New research now shows how as well as being tricked into experiencing pain, the brain can also be fooled into experiencing pain relief. The recent study involved researchers carrying out the rubber hand illusion, and then using a thermode to deliver intense pain stimulation on selected sites of the real arm.
Is pain produced by the brain?
Pain is a complex physiological process. A pain message is transmitted to the brain by specialized nerve cells known as nociceptors, or pain receptors (pictured in the circle to the right). When pain receptors are stimulated by temperature, pressure or chemicals, they release neurotransmitters within the cells.
How can I trick my brain into no pain?
Luckily, as several new studies demonstrate, the human mind has many ways to trick itself out of mental and physical angst.
- Let Your Body Do Its Job. …
- Distract Yourself. …
- Put Your Pain in Perspective. …
- Cough Through Quick Pain. …
- Breathe Through It All.
Can you mentally block out pain?
You can mentally move the ball of pain outside of your body. These techniques take practice to become effective for managing chronic pain. Before trying the imagery technique, practice the simple breathing and relaxation exercise for a week or two (until mastered).
Is it possible to not feel pain?
Congenital insensitivity to pain (CIP), also known as congenital analgesia, is one or more extraordinarily rare conditions in which a person cannot feel (and has never felt) physical pain.
How does the brain detect pain?
When we feel pain, such as when we touch a hot stove, sensory receptors in our skin send a message via nerve fibres (A-delta fibres and C fibres) to the spinal cord and brainstem and then onto the brain where the sensation of pain is registered, the information is processed and the pain is perceived.
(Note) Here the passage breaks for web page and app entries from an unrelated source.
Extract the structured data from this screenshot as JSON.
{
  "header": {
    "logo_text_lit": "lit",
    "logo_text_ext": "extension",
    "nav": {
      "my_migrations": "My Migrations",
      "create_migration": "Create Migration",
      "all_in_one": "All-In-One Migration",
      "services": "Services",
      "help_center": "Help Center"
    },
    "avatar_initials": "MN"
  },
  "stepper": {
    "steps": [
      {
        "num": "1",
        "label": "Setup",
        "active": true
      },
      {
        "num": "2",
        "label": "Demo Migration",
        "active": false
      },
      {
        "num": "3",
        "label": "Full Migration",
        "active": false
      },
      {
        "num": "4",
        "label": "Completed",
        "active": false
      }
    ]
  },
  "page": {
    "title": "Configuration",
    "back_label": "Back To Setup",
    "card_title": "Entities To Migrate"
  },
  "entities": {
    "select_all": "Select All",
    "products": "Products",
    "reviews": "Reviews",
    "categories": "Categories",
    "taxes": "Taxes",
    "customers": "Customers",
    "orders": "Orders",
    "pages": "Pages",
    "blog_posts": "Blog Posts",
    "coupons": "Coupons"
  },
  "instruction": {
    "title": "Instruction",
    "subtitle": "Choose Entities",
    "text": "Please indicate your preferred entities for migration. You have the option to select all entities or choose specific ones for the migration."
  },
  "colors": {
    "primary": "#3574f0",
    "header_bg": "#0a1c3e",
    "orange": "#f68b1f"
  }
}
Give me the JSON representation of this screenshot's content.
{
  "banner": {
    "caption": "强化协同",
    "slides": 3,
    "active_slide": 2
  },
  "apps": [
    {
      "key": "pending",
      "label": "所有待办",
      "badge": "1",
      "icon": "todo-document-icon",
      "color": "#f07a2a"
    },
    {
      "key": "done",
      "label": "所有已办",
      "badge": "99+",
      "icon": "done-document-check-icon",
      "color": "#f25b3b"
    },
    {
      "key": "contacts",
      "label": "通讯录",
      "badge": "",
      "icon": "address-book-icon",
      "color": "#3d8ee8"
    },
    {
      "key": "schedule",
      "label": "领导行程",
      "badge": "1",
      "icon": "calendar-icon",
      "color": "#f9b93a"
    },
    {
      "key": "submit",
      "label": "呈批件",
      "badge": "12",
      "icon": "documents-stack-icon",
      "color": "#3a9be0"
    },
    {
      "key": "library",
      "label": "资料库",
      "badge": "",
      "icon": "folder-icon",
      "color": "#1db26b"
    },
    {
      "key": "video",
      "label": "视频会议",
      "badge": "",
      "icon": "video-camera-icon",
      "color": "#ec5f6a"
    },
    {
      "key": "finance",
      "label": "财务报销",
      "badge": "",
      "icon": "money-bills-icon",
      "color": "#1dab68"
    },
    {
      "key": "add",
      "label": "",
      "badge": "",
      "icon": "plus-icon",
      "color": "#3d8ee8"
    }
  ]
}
Can you turn off pain receptors?
Scientists have discovered a new pain center in the brain that they may be able to ‘turn off’ to relieve agony for chronic nerve sensitivity. Nerve pain is one of the most difficult types of constant discomfort to treat because most painkillers do not target the correct receptors for it.
Can you train your brain to ignore pain?
With practice, a new study suggests, people can use their minds to change the way their brains affect their bodies. In particular, by watching activity in a brain scan, people can train their brains to process pain differently and reduce the amount of pain that they feel.
Which part of the body does not feel pain?
The brain itself does not feel pain because there are no nociceptors located in brain tissue itself.
Is there a cure for CIPA?
There is still no cure for CIPA. Treatment is aimed at controlling body temperature, preventing self-injury, and treating orthopedic problems, as soon as possible. It is very important to control the body temperature during surgery.
How long do CIPA patients live?
CIPA is extremely dangerous, and in most cases the patient doesn’t live over age of 25. Although some of them can live a fairly normal life, they must constantly check for cuts, bruises, self-mutilations, and other possible unfelt injuries.
Is CIPA real?
Congenital insensitivity to pain and anhydrosis (CIPA) is a rare hereditary disease. It causes affected individuals to be unable to feel pain and unable to sweat (anhydrosis). It is also called hereditary sensory and autonomic neuropathy type IV (HSAN IV).
Can CIPA patients taste?
Since the abilities of CIPA patients to perceive taste and smell were not basically impaired, despite their lower sensitivity to capsaicin, it was suggested that their dietary habits were only minimally affected, except for intake of pungent foods.
What is it called when someone feels no pain?
Betz has congenital insensitivity to pain, or CIP. It means he can place his hand in boiling water or undergo an operation without anaesthetic, and yet feel no discomfort whatsoever. In every other way, his sensory perceptions are normal.
What is Cpia disease?
Congenital insensitivity to pain with anhidrosis (CIPA) has two characteristic features: the inability to feel pain and temperature, and decreased or absent sweating (anhidrosis). This condition is also known as hereditary sensory and autonomic neuropathy type IV.
What causes CIPA?
The cause of CIPA is attributed to mutations in the NTRK1 gene. Mutations in this gene lead to a loss of the sensory neurons, as well as the ability to feel pain. Diagnosis of CIPA is usually confirmed after a complete evaluation of infants with recurrent fevers, who frequently bite their tongue, fingers or lips.